Public health tragedy: E-cigarettes are safer than smoking but few know it
That is what the United Kingdom’s National Health Service has done. “While nicotine is the addictive substance in cigarettes,” the NHS website says, “it’s relatively harmless. Almost all of the harm from smoking comes from the thousands of other chemicals in tobacco smoke.”
Public Health England reported that vaping prevalence among former smokers was 12% to 13% in 2019; meanwhile cigarette smoking “has fallen significantly.”
By contrast, the CDC in the United States has taken a position on vaping that is ambivalent at best. That lack of support for alternatives is all the more poignant for African Americans, who are more likely to try to quit than whites but less likely to succeed, according to the CDC. America now has the chance to take a leadership role in global health by banning all cigarettes and providing incentives to switch to alternatives. Banning menthol is not enough.
James K. Glassman (@JamesKGlassman1), former undersecretary of State for Public Diplomacy under President George W. Bush, chairs the International Commission to Re-Ignite the Fight to End Smoking, which will release a report in September. The commission is sponsored by the nonprofit Foundation for a Smoke-Free World, which is funded by Philip Morris International and describes itself as independent.
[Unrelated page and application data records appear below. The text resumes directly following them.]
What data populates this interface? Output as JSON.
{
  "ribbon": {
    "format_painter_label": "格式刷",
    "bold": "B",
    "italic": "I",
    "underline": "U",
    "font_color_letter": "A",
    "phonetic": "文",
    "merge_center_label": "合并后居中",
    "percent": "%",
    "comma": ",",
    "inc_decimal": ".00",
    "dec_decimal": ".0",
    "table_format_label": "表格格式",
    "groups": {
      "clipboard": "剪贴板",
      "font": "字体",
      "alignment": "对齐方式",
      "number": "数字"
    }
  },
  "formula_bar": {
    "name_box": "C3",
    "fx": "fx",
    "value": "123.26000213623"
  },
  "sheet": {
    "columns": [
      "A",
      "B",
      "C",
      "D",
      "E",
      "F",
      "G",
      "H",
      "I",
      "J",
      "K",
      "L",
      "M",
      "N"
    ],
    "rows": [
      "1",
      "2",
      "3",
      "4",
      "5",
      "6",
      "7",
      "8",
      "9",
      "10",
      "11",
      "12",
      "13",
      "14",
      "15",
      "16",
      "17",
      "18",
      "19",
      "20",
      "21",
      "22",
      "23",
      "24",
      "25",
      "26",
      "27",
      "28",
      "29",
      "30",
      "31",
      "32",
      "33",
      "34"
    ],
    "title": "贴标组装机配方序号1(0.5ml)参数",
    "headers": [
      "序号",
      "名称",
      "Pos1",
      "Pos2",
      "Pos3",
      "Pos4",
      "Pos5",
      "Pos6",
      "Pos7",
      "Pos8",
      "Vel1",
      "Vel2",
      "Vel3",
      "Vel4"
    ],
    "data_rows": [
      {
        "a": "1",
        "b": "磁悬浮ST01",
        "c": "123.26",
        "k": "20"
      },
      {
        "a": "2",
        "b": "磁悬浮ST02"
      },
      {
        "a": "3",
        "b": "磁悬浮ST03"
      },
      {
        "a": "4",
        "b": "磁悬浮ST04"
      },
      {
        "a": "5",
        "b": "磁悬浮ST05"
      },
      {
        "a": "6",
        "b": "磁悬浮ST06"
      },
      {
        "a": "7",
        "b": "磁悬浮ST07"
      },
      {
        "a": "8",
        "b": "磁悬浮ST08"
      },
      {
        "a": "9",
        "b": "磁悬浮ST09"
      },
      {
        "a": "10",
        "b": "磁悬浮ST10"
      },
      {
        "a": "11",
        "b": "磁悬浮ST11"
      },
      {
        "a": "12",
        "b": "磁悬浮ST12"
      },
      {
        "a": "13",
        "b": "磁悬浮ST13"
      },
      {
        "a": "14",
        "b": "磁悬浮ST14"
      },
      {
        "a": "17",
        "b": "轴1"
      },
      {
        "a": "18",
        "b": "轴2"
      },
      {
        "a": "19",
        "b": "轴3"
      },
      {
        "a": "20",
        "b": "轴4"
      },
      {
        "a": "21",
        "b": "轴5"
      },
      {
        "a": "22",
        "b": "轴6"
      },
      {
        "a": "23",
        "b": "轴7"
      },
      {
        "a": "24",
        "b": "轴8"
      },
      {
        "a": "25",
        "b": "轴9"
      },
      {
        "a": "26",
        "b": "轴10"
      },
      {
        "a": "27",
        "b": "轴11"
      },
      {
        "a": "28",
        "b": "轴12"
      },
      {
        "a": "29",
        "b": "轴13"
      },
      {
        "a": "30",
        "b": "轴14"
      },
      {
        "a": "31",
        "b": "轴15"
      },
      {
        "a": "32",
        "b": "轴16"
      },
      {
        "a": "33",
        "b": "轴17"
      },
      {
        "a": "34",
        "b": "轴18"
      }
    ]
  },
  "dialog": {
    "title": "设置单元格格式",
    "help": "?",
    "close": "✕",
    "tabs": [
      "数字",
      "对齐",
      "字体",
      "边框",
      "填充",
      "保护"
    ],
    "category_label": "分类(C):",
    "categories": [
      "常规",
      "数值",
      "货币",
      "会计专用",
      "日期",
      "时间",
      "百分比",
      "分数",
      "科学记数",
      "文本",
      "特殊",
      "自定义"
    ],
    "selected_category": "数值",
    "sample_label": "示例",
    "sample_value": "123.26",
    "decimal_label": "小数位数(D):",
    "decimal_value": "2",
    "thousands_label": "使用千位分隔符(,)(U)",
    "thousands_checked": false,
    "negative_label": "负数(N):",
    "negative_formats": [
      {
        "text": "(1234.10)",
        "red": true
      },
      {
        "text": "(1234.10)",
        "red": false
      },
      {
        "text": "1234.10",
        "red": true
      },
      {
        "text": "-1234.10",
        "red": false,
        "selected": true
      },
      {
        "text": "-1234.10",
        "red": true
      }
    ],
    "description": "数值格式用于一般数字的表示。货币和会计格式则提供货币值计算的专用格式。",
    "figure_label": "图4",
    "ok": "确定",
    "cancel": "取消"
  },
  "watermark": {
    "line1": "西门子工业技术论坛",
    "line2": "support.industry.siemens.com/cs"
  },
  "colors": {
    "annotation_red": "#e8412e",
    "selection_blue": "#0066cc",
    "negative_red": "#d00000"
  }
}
You can read diverse opinions from our Board of Contributors and other writers on the Opinion front page, on Twitter @usatodayopinion and in our daily Opinion newsletter. To respond to a column, submit a comment to firstname.lastname@example.org.
Source: Read Full Article